School Management and Re-Enrolling Dropouts: Experimental Evidence from Schools in Rural Uganda

Ford Program Project
Grant Year

The researchers, led by Joseph Kaboski, test whether offering external expertise and personnel to support school principals (by engaging community leaders) can increase re-enrollment among dropouts, general enrollment among primary school-aged children, and test scores. This project is quite timely for Uganda, a nation that has experienced significant learning loss due to the extended school closures occasioned by the Covid-19 pandemic. Furthermore, like other low-income countries, Uganda faces abundant obstacles to quality education delivery, including limited funds, citizen engagement, and talent acquisition.
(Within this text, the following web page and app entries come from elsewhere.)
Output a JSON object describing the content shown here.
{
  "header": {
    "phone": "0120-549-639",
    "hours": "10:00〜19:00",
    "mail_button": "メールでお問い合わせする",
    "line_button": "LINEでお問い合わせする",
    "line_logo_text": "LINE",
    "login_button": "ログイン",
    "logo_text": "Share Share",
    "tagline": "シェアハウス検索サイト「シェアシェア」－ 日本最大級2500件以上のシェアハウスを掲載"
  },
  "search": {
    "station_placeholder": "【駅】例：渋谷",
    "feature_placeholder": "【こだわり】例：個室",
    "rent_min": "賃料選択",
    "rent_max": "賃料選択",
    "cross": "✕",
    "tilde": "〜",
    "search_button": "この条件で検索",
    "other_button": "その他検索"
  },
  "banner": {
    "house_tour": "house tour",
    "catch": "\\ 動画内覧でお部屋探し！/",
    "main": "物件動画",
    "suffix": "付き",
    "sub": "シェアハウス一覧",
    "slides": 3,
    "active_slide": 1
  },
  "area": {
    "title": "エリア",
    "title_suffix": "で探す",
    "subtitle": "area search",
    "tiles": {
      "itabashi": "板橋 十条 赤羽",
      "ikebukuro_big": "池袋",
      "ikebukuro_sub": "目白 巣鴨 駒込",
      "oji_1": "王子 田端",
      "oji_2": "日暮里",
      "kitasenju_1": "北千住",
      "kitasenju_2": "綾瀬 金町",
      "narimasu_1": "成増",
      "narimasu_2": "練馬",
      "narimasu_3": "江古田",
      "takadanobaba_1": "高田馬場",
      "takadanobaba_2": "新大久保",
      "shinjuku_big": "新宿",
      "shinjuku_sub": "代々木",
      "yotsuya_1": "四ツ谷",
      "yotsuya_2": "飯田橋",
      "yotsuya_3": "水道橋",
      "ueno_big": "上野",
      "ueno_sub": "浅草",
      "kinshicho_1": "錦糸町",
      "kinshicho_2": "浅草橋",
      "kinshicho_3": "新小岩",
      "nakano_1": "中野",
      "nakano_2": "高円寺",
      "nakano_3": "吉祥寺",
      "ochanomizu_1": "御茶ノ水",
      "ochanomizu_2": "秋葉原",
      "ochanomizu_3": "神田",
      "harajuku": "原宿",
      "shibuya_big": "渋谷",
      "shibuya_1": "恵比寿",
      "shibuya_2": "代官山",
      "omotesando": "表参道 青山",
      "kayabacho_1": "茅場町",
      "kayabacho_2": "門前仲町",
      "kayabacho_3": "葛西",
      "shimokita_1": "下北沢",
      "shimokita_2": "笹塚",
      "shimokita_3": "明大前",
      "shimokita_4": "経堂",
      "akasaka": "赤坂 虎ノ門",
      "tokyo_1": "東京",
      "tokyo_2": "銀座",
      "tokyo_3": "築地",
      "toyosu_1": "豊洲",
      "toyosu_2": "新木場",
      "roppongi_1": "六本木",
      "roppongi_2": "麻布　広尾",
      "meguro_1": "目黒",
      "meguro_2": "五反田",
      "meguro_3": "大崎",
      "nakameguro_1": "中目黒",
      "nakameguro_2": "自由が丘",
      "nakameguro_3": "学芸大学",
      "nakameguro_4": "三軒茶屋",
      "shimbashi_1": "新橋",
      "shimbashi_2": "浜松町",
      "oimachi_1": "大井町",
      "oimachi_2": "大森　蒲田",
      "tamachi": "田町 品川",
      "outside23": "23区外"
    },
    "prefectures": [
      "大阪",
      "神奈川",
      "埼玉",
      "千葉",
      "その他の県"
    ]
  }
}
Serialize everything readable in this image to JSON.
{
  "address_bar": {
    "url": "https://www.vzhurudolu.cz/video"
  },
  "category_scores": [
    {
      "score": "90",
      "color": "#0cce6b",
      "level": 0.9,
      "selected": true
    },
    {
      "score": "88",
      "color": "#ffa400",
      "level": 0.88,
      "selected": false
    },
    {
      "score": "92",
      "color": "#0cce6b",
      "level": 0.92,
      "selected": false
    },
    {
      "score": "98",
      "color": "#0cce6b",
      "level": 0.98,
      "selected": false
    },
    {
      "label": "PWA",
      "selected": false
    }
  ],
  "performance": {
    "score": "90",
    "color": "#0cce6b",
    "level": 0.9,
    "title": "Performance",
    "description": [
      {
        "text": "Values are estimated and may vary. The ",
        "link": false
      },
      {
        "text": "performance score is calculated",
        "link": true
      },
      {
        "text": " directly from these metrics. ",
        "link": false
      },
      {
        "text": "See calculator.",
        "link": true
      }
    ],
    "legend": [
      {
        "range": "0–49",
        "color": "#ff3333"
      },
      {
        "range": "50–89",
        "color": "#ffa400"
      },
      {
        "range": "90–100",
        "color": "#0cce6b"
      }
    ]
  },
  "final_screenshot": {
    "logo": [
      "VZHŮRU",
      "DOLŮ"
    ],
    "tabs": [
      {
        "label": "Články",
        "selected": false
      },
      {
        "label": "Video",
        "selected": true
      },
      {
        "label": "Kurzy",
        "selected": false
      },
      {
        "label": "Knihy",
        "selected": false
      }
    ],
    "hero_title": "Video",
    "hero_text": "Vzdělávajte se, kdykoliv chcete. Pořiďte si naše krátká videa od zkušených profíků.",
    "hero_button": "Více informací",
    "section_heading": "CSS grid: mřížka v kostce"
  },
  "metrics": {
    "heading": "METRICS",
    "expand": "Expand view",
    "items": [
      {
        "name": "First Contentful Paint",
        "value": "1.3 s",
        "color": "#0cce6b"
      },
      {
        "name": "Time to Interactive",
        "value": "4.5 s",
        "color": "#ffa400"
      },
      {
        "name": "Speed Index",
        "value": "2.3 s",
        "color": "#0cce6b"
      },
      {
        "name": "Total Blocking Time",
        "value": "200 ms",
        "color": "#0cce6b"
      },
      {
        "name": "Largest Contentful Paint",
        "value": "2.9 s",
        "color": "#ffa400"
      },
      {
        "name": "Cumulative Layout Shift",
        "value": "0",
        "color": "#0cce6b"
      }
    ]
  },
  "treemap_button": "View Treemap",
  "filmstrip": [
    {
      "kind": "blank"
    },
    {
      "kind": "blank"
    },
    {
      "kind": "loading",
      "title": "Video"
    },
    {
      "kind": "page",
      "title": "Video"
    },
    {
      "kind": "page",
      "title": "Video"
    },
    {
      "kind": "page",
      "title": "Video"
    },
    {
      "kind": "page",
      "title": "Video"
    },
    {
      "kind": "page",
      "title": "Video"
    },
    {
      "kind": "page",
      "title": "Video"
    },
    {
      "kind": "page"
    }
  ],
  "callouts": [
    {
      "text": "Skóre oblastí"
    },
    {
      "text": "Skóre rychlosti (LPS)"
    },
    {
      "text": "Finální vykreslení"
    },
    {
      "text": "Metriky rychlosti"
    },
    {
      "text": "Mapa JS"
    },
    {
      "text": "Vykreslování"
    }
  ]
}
The study seeks to add practical and theoretical contributions to educational governance by examining how a program that alleviates constraints on principals’ time, budgets, and limited expertise, through fellows and community leaders can improve service delivery, school enrollments, and learning outcomes. Moreover, understanding the precise process of how and when students drop out and the timing of this process is important in designing interventions that can address this global challenge. The study was launched in 300 rural schools across Uganda.

Partner: Building Tomorrow